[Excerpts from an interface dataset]
* * *

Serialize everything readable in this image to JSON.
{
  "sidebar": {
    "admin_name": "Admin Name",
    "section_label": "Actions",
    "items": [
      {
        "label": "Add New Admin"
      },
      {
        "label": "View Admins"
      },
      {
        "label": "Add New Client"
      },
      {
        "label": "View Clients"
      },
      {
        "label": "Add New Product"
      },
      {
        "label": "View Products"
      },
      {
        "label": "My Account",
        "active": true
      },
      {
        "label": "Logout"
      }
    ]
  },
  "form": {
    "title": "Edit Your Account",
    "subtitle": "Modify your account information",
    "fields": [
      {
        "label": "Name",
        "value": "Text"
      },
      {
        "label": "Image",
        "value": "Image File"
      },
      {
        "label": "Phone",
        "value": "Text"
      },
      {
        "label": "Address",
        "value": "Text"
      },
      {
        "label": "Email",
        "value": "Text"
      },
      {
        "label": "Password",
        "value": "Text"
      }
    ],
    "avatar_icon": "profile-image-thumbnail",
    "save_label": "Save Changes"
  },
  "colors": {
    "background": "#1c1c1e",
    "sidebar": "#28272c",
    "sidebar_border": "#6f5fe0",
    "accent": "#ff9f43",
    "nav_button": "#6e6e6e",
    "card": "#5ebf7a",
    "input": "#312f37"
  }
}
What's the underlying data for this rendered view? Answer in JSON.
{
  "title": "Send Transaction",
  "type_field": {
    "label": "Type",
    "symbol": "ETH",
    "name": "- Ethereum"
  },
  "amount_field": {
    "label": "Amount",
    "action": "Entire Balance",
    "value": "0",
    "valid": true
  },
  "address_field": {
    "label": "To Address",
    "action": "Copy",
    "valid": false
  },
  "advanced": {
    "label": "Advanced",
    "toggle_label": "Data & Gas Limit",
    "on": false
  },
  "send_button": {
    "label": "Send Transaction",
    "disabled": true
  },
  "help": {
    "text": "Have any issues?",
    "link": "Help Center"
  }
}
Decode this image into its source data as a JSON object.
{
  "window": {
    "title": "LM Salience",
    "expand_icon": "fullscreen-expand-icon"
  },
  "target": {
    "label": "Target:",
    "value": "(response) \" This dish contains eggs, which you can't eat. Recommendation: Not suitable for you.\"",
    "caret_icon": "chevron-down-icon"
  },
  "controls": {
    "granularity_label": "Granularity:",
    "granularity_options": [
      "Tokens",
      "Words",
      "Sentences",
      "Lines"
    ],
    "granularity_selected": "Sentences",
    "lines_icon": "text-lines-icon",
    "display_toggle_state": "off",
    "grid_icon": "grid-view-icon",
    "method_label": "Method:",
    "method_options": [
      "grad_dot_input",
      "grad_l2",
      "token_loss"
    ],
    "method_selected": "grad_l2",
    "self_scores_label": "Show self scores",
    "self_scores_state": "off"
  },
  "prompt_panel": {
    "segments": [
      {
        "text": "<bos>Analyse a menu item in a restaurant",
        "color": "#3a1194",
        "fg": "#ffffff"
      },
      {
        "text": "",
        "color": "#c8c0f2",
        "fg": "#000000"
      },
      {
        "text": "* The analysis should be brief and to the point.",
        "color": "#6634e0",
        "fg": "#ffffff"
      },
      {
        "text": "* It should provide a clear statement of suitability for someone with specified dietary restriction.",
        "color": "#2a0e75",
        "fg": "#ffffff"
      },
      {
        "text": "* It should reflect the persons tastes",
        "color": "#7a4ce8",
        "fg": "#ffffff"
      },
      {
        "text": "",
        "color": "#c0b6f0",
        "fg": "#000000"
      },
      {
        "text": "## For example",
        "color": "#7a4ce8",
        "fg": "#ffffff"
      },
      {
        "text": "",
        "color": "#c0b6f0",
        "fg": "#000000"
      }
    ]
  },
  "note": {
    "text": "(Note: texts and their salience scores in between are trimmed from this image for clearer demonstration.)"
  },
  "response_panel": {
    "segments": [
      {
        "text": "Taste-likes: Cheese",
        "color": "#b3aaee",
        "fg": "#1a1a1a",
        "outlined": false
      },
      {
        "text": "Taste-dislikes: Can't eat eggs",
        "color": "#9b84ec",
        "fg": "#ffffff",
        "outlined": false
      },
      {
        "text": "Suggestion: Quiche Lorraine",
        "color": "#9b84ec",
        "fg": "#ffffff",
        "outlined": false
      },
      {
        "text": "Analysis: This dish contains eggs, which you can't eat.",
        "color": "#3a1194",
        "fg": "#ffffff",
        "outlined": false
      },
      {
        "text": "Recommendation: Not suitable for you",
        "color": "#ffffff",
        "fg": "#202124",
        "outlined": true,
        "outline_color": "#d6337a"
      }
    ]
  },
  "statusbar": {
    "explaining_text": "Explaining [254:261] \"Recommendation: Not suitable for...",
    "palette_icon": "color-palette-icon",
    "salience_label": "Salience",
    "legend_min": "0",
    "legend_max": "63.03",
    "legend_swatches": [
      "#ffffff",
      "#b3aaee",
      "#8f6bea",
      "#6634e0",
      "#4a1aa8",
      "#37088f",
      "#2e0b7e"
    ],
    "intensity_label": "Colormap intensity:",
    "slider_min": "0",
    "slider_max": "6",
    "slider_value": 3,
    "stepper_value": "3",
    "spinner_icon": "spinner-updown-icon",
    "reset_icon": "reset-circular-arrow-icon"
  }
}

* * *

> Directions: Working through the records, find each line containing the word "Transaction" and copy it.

> Written solution:
  "title": "Send Transaction",
    "label": "Send Transaction",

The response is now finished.